Total System Services (NYSE:TSS) is in the recovery mode, way below its 35 peak in 2007 but up about 2X from the 2008 lows. I looked at this one in 2009 from a governance standpoint and was uncomfortable with several aspects, including overlapping boards with its former parent and other issues that were clearly detailed int he proxy. The valuation isn't a particular problem (8X EV/EBITDA). The stock is a little overbought but not extended. This one doesn't fit the year-end profit-taking potential story very well - the price is barely up from two years ago.

International Business Machines (NYSE:IBM) trades near an all-time high. Valuation is close to "Buffett" levels given his purchases in Q3 and certainly don't look like a problem at 9.6X EV/EBITDA. From a technical perspective, it's not really overbought and not overextended. I don't expect material profit-taking for "Big Blue".

Nisource (NYSE:NI) is nearing the top of a very long sideways range that was breached to the downside briefly in late 2008 and early 2009. The stock has more than doubled over the past few years. The valuation is above-average on a PE basis for the past decade but still below prior peaks. Similarly, the dividend yield at 4.1% is near a 4% floor that has been intact for the past decade and below the 5% median, but that's not surprising. The stock isn't too overbought but is looking a litle extended in the rally. I think that NI as well as Utilities in general could see a bit of profit-taking as the calendar turns.

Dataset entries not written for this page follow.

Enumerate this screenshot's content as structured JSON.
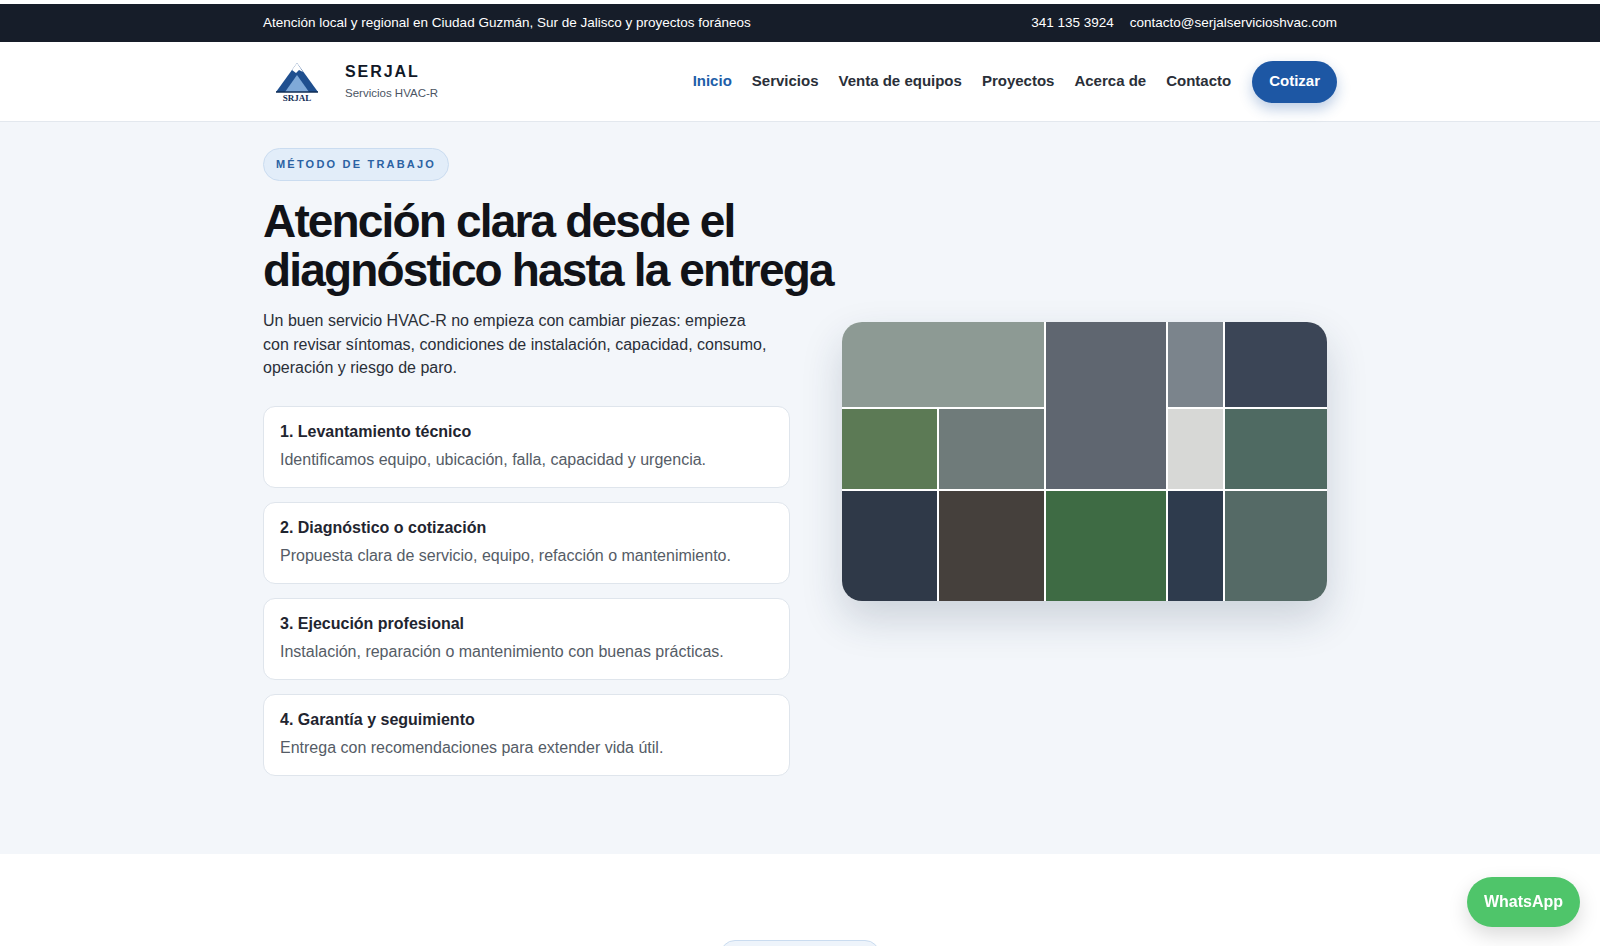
{
  "topbar": {
    "message": "Atención local y regional en Ciudad Guzmán, Sur de Jalisco y proyectos foráneos",
    "phone": "341 135 3924",
    "email": "contacto@serjalservicioshvac.com"
  },
  "brand": {
    "logo_text": "SRJAL",
    "name": "SERJAL",
    "tagline": "Servicios HVAC-R"
  },
  "nav": [
    {
      "label": "Inicio",
      "selected": true
    },
    {
      "label": "Servicios",
      "selected": false
    },
    {
      "label": "Venta de equipos",
      "selected": false
    },
    {
      "label": "Proyectos",
      "selected": false
    },
    {
      "label": "Acerca de",
      "selected": false
    },
    {
      "label": "Contacto",
      "selected": false
    }
  ],
  "cta": "Cotizar",
  "section": {
    "badge": "MÉTODO DE TRABAJO",
    "title": "Atención clara desde el diagnóstico hasta la entrega",
    "intro": "Un buen servicio HVAC-R no empieza con cambiar piezas: empieza con revisar síntomas, condiciones de instalación, capacidad, consumo, operación y riesgo de paro.",
    "steps": [
      {
        "title": "1. Levantamiento técnico",
        "description": "Identificamos equipo, ubicación, falla, capacidad y urgencia."
      },
      {
        "title": "2. Diagnóstico o cotización",
        "description": "Propuesta clara de servicio, equipo, refacción o mantenimiento."
      },
      {
        "title": "3. Ejecución profesional",
        "description": "Instalación, reparación o mantenimiento con buenas prácticas."
      },
      {
        "title": "4. Garantía y seguimiento",
        "description": "Entrega con recomendaciones para extender vida útil."
      }
    ]
  },
  "whatsapp": "WhatsApp"
}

We have looked at 10 big winners that met some other criteria. While a few seem somewhat vulnerable to potential deferred selling, I didn't see any real table-pounders. If you own any of these stocks or are looking to buy them, it might make sense to be a bit cautious in the very near-term later this month. Also, while I have looked at just the S&P 500, there are many smaller companies that might fit these same criteria as well. Finally, note that there is generally a defensive nature to the majority of these stocks. A more bullish market environment could lead to some supply of these stocks as their happy owners look to take advantage of other opportunities. On the flip-side, a nasty downturn in the market could also draw in sellers.

Disclosure: I have no positions in any stocks mentioned, and no plans to initiate any positions within the next 72 hours.